Some patients taking APOKYN may get sleepy during the day or fall asleep without warning doing everyday activities. Do not take medicines that make you sleepy while you are taking APOKYN. Until it is known how APOKYN affects your ability to stay alert, you should not drive a car or operate heavy machinery.

APOKYN may lower blood pressure and cause dizziness and fainting, especially when starting treatment or if the dose is increased. Alcohol, antihypertensives, and nitrates may increase this risk. Patients should not get up too fast from sitting or after lying down to minimize these problems.

The changes that occur with PD and the effects of some PD medicines can increase the risk of falling. APOKYN can also increase this risk.

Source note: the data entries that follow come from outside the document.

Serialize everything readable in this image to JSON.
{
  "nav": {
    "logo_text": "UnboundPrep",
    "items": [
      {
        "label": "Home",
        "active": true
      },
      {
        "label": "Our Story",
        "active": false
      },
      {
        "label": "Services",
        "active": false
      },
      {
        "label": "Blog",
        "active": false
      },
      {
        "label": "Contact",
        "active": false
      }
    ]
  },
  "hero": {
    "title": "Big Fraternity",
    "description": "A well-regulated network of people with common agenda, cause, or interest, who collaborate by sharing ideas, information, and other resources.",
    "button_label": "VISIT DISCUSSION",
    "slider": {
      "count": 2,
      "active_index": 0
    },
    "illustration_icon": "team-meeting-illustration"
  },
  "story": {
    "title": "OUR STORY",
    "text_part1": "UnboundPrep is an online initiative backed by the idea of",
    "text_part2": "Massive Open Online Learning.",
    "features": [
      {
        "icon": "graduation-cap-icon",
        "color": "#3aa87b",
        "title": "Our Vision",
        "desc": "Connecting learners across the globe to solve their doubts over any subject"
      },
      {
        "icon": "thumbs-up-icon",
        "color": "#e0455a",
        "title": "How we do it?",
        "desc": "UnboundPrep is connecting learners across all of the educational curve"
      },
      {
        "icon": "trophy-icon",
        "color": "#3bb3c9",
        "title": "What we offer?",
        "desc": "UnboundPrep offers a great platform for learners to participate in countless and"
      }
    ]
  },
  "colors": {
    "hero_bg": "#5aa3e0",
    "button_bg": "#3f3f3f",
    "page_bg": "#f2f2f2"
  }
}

APOKYN can cause or worsen psychotic-like behavior including hallucinations (seeing or hearing things that are not real), confusion, excessive suspicion, aggressive behavior, agitation, delusional beliefs (believing things that are not real), and disorganized thinking. Call your healthcare provider right away if you experience any of these symptoms.

Some people with PD may get sudden, uncontrolled movements after treatment with some PD medicines. APOKYN can cause or worsen this effect.

Some people with PD have reported new or increased gambling urges, increased sexual urges, and other intense urges, while taking PD medicines, including APOKYN. If you experience new or increased urges, tell your healthcare provider.

If you experience shortness of breath, fast heartbeat, chest pain, or if you have a change in your heartbeat, or faint while taking APOKYN, you should call your healthcare provider right away.

Some people with PD may have an increased chance of getting a skin cancer called melanoma. People with PD should have a healthcare provider check their skin for skin cancer regularly.

The most common side effects seen in clinical studies with APOKYN were: yawning; sleepiness; sudden uncontrolled movements; dizziness; runny nose; nausea and/or vomiting; seeing and hearing things that are not real; swelling of hands, arms, legs, and feet.

Some patients may notice soreness, redness, bruising, or itching at the injection site. Change the site with each injection.

Some people may develop depression while taking APOKYN. Call your healthcare provider right away if you become depressed with APOKYN.

Tell your healthcare provider if you are pregnant or plan to become pregnant or if you are breast-feeding or planning to breast-feed. It is not known if APOKYN can harm your unborn baby or if APOKYN passes into breast milk.

To report SUSPECTED ADVERSE REACTIONS or product complaints, contact US WorldMeds at 1-877-727-6596 (1-877-7APOKYN). You may also report SUSPECTED ADVERSE REACTIONS to the FDA at 1-800-FDA-1088 or www.fda.gov/medwatch.

Patients and care partners must receive complete instructions on the proper use of APOKYN. Please see full Prescribing Information and Pen Instructions for Use/Patient Information.

US WorldMeds, LLC is the exclusive licensee and distributor of APOKYN in the United States and Its territories.
© 2017. APOKYN is a registered trademark of BRITUSWIP.

Terms of Use | Privacy Policy